Bill Would Ensure Critical National Security Office Can Continue Operations
WASHINGTON, D.C. – U.S. Senators Gary Peters (D-MI), Chairman of the Homeland Security and Governmental Affairs Committee, and John Cornyn (R-TX), introduced bipartisan legislation to prevent a critical national security office that protects Americans from threats posed by weapons of mass destruction from being forced to close its doors. The authorization for the Countering Weapons of Mass Destruction (CWMD) Office at the Department of Homeland Security (DHS) is set to expire early next year unless quick action is taken. Peters and Cornyn’s Countering Weapons of Mass Destruction Extension Act of 2023 would ensure that the federal government can continue its work to defend against threats from weapons of mass destruction – which include chemical, biological, radiological, and nuclear weapons. The bill provides stability for the office by extending the authority to conduct its national security missions for two more years.
“Weapons of mass destruction, including chemical and radiological weapons, could have catastrophic effects if used in an attack on the United States. These threats are continuing to grow, and we must ensure that the Department of Homeland Security can continue its crucial work to address these serious risks uninterrupted,” said Senator Peters. “I will continue working along with Senator Cornyn to pass additional legislation to ensure the federal government can effectively address these complex and dangerous threats. But there is simply too much at risk if this office is forced to stop operations, and I urge my colleagues to quickly pass this short-term extension to protect our national security.”
“While new technology has improved our lives in countless ways, it has also opened the door for bad actors to harm our country,” said Senator Cornyn. “The Countering Weapons of Mass Destruction Office was created to prevent chemical, biological, radiological, and nuclear materials from falling into the wrong hands, and this legislation would make sure it can continue protecting Americans from weapons of mass destruction.”
Chemical, biological, radiological, and nuclear weapons have the potential to cause everything from mass casualties and incapacitation, to agricultural destruction, and other serious disruptions to our economic and national security. In particular, biological agents, including anthrax and ricin, have been used in attacks on Americans. Recent security threats have raised concerns that nuclear and radioactive materials could be stolen and used in a domestic attack. Last month, in Houston, Texas, a Houston Police Department officer unearthed “potentially dangerous radioactive material abandoned in a […] scrapyard” thanks to a device he was provided by the CWMD Office.

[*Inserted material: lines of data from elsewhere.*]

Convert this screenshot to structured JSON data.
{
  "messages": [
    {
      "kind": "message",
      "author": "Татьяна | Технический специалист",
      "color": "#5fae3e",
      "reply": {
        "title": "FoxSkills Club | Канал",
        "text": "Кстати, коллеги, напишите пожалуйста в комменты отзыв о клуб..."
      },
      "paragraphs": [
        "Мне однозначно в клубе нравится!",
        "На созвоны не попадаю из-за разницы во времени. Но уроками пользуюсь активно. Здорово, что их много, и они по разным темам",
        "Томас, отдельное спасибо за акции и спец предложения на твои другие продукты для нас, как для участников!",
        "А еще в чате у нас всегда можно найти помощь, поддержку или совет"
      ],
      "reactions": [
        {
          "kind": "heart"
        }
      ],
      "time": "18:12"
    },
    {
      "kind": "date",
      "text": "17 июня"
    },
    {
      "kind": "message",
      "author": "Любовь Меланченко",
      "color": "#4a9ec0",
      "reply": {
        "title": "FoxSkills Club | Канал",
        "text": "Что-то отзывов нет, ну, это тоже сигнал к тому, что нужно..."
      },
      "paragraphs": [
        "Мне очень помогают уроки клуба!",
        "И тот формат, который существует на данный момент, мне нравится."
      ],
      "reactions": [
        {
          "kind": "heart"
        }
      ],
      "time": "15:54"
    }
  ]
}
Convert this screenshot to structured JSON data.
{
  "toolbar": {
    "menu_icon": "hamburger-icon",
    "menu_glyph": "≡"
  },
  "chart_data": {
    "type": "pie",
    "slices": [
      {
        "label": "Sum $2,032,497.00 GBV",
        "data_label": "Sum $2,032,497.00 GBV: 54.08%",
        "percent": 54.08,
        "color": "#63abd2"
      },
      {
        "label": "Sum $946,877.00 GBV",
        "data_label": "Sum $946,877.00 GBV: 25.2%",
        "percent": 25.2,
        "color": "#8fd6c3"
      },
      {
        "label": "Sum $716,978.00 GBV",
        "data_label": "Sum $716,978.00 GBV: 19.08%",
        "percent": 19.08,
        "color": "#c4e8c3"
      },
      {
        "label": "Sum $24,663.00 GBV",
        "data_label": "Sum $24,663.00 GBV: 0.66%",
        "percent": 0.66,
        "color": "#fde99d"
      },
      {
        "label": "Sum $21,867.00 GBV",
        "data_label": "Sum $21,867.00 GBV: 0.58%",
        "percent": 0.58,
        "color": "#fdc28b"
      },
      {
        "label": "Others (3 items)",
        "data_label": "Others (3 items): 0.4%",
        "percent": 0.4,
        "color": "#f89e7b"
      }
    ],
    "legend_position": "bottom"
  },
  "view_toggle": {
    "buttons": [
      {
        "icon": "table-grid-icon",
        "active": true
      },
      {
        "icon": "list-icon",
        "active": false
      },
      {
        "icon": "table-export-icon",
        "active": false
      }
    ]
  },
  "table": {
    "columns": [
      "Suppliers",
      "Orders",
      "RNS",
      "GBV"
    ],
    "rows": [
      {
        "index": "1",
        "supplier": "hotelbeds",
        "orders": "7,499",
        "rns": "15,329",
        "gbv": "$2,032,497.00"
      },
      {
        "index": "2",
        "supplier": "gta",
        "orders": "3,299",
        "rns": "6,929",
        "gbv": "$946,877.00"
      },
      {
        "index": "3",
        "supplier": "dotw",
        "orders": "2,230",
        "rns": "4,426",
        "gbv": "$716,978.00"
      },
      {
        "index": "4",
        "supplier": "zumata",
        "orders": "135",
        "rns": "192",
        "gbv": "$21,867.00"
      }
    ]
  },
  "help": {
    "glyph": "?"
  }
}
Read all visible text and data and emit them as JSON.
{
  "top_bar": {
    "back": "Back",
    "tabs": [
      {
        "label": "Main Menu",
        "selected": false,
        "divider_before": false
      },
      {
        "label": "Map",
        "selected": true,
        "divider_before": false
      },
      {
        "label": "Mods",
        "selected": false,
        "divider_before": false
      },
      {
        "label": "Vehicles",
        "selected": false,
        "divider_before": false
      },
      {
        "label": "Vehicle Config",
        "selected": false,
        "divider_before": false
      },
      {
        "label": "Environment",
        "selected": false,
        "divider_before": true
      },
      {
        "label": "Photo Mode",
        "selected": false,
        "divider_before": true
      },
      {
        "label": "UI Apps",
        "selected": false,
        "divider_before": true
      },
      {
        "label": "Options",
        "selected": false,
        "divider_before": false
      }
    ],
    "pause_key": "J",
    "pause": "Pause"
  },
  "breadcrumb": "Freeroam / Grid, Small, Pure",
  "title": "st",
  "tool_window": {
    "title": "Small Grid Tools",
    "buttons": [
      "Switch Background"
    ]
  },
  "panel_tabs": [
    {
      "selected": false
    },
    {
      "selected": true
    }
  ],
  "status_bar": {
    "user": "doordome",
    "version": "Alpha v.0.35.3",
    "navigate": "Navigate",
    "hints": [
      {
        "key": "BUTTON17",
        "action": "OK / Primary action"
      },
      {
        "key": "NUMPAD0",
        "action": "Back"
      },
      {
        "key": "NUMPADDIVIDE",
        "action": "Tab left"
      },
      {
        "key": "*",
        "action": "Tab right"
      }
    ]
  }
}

According to the Houston Chronicle, it was “the largest-ever local finding in a program designed to root out sources that could be used to make ‘dirty bombs.’”
Senators Peters and Cornyn have also introduced the bipartisan Offices of Countering Weapons of Mass Destruction and Health Security Act, which makes permanent the CWMD Office and the Office of Health Security within DHS. The bill, which advanced out of the Homeland Security and Governmental Affairs Committee in June 2023, clarifies the roles and responsibilities of the CWMD Office’s responsibilities to address chemical and biological threats – including coordination with DHS components and state, local, Tribal, and territorial entities. The legislation also significantly expands congressional oversight of the CWMD Office, including by requiring the office to submit a report to Congress every four years on the Department’s strategy to counter weapons of mass destruction and other emerging threats. The bill also codifies responsibilities for the Office of Health Security, including oversight of all medical and workplace safety missions across DHS.